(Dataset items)
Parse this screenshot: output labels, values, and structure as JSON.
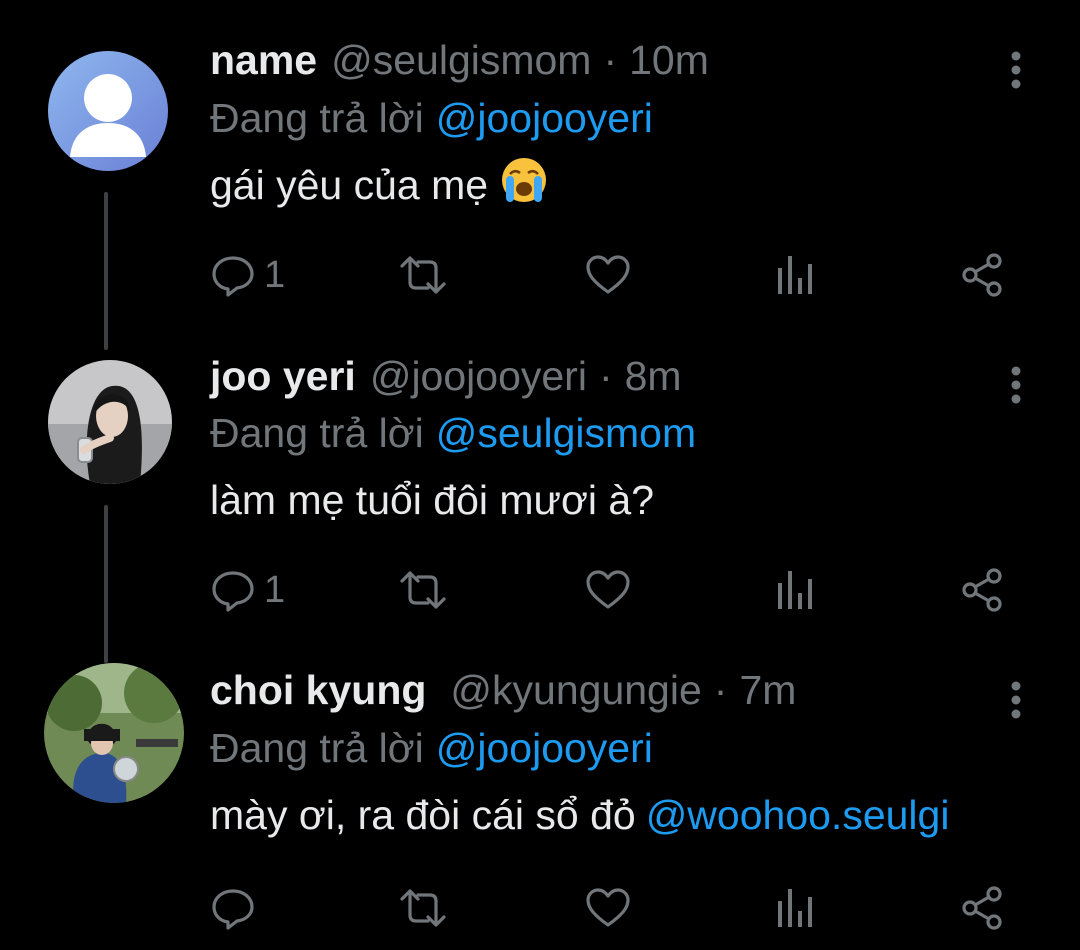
{
  "thread": [
    {
      "display_name": "name",
      "handle": "@seulgismom",
      "separator": "·",
      "time": "10m",
      "reply_label": "Đang trả lời",
      "reply_to": "@joojooyeri",
      "text": "gái yêu của mẹ",
      "emoji": "loudly-crying-face",
      "reply_count": "1",
      "avatar": "default-avatar"
    },
    {
      "display_name": "joo yeri",
      "handle": "@joojooyeri",
      "separator": "·",
      "time": "8m",
      "reply_label": "Đang trả lời",
      "reply_to": "@seulgismom",
      "text": "làm mẹ tuổi đôi mươi à?",
      "reply_count": "1",
      "avatar": "photo-avatar"
    },
    {
      "display_name": "choi kyung",
      "handle": "@kyungungie",
      "separator": "·",
      "time": "7m",
      "reply_label": "Đang trả lời",
      "reply_to": "@joojooyeri",
      "text": "mày ơi, ra đòi cái sổ đỏ",
      "text_mention": "@woohoo.seulgi",
      "reply_count": "",
      "avatar": "photo-avatar"
    }
  ],
  "colors": {
    "background": "#000000",
    "primary_text": "#e7e9ea",
    "secondary_text": "#71767b",
    "link": "#1d9bf0",
    "thread_line": "#3e4144"
  },
  "icons": [
    "reply-icon",
    "retweet-icon",
    "like-icon",
    "analytics-icon",
    "share-icon",
    "more-icon"
  ]
}
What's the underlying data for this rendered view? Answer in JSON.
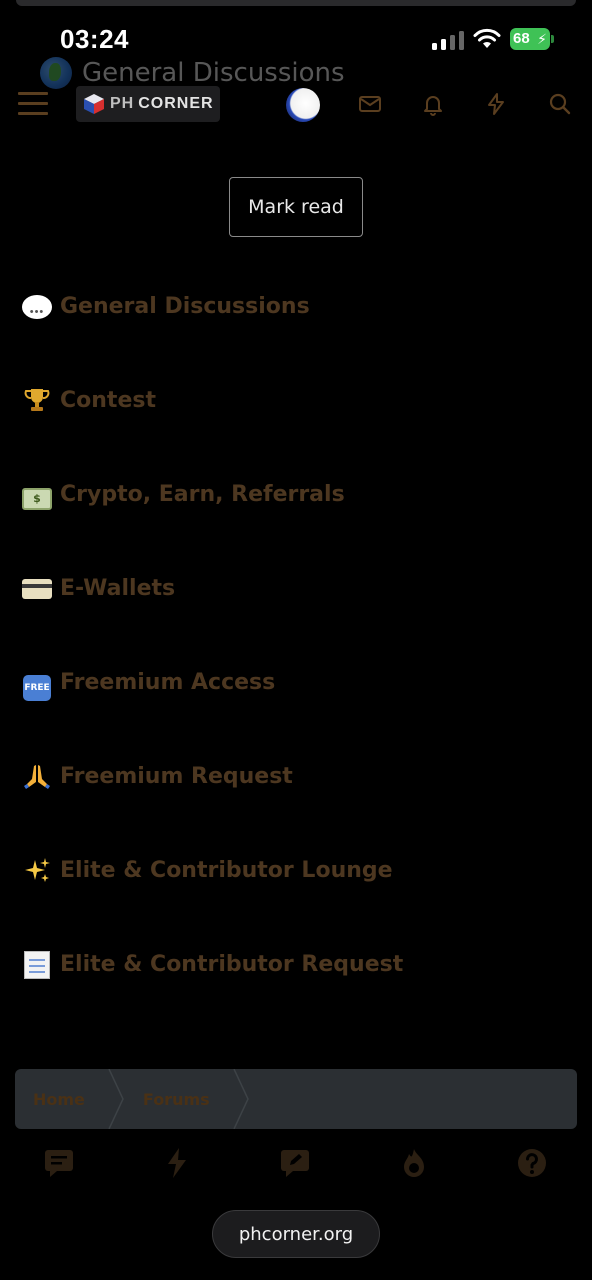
{
  "status_bar": {
    "time": "03:24",
    "battery_level": "68"
  },
  "page_header": {
    "title": "General Discussions"
  },
  "nav": {
    "logo_ph": "PH",
    "logo_corner": "CORNER"
  },
  "mark_read_label": "Mark read",
  "forums": [
    {
      "title": "General Discussions",
      "icon": "speech-bubble-icon"
    },
    {
      "title": "Contest",
      "icon": "trophy-icon"
    },
    {
      "title": "Crypto, Earn, Referrals",
      "icon": "money-icon"
    },
    {
      "title": "E-Wallets",
      "icon": "credit-card-icon"
    },
    {
      "title": "Freemium Access",
      "icon": "free-badge-icon"
    },
    {
      "title": "Freemium Request",
      "icon": "praying-hands-icon"
    },
    {
      "title": "Elite & Contributor Lounge",
      "icon": "sparkles-icon"
    },
    {
      "title": "Elite & Contributor Request",
      "icon": "memo-icon"
    }
  ],
  "breadcrumb": [
    "Home",
    "Forums"
  ],
  "browser": {
    "url": "phcorner.org"
  },
  "colors": {
    "forum_title": "#4d3720",
    "accent_dim": "#5a3e1f",
    "breadcrumb_bg": "#2b2f33",
    "battery": "#3fc256"
  }
}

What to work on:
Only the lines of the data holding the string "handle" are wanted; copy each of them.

Response to the exercise:
      "handle": "@seulgismom",
      "handle": "@joojooyeri",
      "handle": "@kyungungie",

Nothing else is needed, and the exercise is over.